Do you think the groom's cake should be smaller? Or the wedding cake smaller? How do you decide who gets served which cake (grooms will be chocolate, wedding cake will be white)?
I was worried that an 8 on top would be too big as well. What sizes would you recommend to get around 150 servings (with even numbered round pans)? I don't want to just add a 6 because that will increase her number of servings and, of course, her price.

prterrell Posted 24 Apr 2010 , 1:26am
post #4 of 6

I would do a 6-9-12-15 if she is NOT serving the top tier. This gives 170 1"x2"x4" servings, so you will absolutely have some room in case the person cutting the cake doesn't stick so closely to the cutting guide.

If she IS serving the top tier, then I would do a 5-8-11-14, which gives 154 1"x2"x4" servings, but that doesn't give as much room for error on the part of the person cutting the cake.

As for the groom's cake, it depends on the design you choose to do. If the design is better executed on a sheet cake, you could do an 18"x18" cake which gives 81 2"x2"x2" servings. If the design is better executed on a tiered cake, you could do a round 8-12 (79 1"x2"x4" servings) or a square 7-10 (74 1"x2"x4" servings) or an 8" round on a 10" square (74 1"x2"x4" servings).

Of course, as Debi said, you don't need to provide cake for every person invited, but for every person attending, which is usually about 60% of those invited unless most invitees are from far out of town or the bride is from a large, close knit family, military, or of an ethnic background where larger weddings are traditional.


indydebi Posted 24 Apr 2010 , 1:32am
post #5 of 6

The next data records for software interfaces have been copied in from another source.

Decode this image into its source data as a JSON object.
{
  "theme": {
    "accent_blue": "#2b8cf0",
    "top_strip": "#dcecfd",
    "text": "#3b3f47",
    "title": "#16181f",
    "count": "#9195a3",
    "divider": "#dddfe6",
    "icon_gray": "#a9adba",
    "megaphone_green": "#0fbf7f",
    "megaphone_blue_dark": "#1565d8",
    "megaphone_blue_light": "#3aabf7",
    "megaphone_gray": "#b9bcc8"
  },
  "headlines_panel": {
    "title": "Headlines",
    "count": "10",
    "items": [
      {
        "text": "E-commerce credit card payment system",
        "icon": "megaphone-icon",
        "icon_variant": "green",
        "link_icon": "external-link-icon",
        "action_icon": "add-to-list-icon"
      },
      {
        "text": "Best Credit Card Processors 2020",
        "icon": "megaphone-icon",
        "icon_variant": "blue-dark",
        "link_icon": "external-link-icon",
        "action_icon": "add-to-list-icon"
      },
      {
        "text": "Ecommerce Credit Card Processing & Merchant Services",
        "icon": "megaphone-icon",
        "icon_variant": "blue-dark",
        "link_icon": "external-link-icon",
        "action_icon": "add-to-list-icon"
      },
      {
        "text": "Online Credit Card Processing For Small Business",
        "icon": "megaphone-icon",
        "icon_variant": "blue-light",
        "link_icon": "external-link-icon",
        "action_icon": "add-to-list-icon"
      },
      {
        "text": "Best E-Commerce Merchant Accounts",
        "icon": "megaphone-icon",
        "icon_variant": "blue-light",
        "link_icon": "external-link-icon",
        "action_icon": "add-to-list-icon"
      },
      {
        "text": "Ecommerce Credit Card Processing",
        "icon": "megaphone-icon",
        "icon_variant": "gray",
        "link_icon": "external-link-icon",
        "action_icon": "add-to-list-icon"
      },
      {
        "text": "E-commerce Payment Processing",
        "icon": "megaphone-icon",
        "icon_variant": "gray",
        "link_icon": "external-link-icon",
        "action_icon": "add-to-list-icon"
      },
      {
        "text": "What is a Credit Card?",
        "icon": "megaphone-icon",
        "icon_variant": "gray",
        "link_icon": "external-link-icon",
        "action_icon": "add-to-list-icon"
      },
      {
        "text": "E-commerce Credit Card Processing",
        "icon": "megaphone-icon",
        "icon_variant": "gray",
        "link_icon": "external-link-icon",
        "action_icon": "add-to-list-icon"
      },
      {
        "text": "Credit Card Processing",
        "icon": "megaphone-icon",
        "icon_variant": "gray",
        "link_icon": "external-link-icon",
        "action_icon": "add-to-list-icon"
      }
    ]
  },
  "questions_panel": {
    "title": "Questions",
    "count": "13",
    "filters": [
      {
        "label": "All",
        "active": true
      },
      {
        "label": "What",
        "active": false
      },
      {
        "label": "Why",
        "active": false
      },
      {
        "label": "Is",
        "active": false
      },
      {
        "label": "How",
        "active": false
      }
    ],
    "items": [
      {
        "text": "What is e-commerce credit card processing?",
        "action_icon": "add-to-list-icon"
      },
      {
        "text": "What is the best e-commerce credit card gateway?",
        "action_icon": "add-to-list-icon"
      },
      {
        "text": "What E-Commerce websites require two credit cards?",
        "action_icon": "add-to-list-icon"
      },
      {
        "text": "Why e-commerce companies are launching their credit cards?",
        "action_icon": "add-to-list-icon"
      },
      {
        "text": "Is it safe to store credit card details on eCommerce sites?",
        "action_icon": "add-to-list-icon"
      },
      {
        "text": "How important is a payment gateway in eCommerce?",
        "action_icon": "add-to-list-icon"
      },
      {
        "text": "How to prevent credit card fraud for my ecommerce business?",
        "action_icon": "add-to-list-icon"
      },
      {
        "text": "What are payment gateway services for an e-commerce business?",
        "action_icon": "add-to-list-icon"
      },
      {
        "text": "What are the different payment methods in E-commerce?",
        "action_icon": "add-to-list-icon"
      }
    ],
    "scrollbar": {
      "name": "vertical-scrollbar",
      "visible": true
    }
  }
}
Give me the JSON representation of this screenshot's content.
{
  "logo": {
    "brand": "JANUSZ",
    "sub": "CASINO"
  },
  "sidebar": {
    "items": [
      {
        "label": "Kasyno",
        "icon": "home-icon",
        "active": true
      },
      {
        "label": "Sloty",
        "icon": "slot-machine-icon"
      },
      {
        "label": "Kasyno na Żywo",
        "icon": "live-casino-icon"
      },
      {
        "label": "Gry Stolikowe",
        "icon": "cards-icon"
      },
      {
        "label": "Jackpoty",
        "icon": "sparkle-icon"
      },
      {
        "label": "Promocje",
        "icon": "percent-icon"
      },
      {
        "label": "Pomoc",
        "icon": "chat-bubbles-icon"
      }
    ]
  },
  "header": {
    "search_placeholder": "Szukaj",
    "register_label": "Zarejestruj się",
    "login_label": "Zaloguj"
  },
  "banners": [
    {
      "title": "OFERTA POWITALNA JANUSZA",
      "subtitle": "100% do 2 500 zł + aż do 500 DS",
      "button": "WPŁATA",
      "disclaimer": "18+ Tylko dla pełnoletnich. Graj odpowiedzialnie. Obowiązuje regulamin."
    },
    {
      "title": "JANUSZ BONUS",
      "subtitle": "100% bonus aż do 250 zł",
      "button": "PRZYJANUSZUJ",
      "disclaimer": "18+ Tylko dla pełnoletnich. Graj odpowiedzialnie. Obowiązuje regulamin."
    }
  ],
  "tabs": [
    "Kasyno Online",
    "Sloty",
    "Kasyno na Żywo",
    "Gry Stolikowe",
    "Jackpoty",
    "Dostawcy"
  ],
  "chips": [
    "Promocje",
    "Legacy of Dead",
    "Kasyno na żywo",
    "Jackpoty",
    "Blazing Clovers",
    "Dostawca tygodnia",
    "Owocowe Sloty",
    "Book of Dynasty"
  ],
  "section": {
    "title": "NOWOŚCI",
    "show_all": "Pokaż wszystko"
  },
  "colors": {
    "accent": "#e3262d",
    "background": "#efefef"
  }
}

I always described a piece of cake as "about the size of a folded over peanut butter sandwich." I would get a lot of OH! Well, that's fine then" responses.

Here's an 8/10/14 (serves 24/38/78 = 140): so you can see that an 8" top tier'can' look ok.

6/10/14 serves 12/38/78 = 128 .... a little short.

I've done 6/12/14 which serves 12/56/78 = 146 ..... a tight fit.

6/8/12/14 serves 12/24/56/78 = 170 servings. Here's a photo of this set-up: If they save the top tier, it's 158 servings.

6/8/10/14 serves 12/24/38/78 = 152. If she needs 150 servings, I'd go with this one.

confectionsofahousewife Posted 24 Apr 2010 , 1:56am
post #6 of 6

Thanks so much ladies. Debi, sometimes I wish you were my mom icon_biggrin.gif I think 6-8-10-14 is the best way to go. I thought I had explored every avenue to achieve approx 150, but obviously not! She was pretty adamant about NOT saving the top tier. She doesn't want xtra cake (I know!). I think she's worried about hubby's waistline.

prterrell, I hadn't thought about sheet vs. tiered as far as the groom's cake. In fact, I have no clue what its going to be like yet! That's my next project. I don't think she really cares how many servings are in the groom's cake she just gave me a number off the cuff. He wants a groom's cake based on the fact that he's a die hard republican and I would like to do something unique and clever to represent his conservative nature. I have been searching the web all afternoon but haven't really found anything (cake-wise) other than the republican elephant which is not really what I want to do. I'm going to have to post an idea request for this one!

Quote by @%username% on %date%